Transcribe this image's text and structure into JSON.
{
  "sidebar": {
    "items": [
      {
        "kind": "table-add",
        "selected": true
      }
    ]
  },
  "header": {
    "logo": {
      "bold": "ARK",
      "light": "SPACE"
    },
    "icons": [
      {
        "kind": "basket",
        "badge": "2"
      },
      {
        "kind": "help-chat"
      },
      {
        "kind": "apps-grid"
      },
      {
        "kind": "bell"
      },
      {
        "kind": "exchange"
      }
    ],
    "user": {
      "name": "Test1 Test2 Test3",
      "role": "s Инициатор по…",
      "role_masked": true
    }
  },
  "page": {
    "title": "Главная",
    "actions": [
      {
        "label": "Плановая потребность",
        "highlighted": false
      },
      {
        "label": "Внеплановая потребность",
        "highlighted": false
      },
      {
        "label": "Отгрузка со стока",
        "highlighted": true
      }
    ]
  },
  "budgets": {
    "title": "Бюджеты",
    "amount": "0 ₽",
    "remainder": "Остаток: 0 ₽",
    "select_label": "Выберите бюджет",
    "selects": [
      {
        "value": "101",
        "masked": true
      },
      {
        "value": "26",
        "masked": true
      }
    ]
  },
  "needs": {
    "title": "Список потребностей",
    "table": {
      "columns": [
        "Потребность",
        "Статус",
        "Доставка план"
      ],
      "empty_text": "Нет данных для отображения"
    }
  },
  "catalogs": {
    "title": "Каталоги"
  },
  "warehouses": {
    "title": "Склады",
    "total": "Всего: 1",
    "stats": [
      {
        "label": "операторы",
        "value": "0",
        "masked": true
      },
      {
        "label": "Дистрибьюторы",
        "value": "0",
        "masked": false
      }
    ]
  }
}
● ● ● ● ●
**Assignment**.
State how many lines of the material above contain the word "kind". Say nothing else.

**The answer**.
6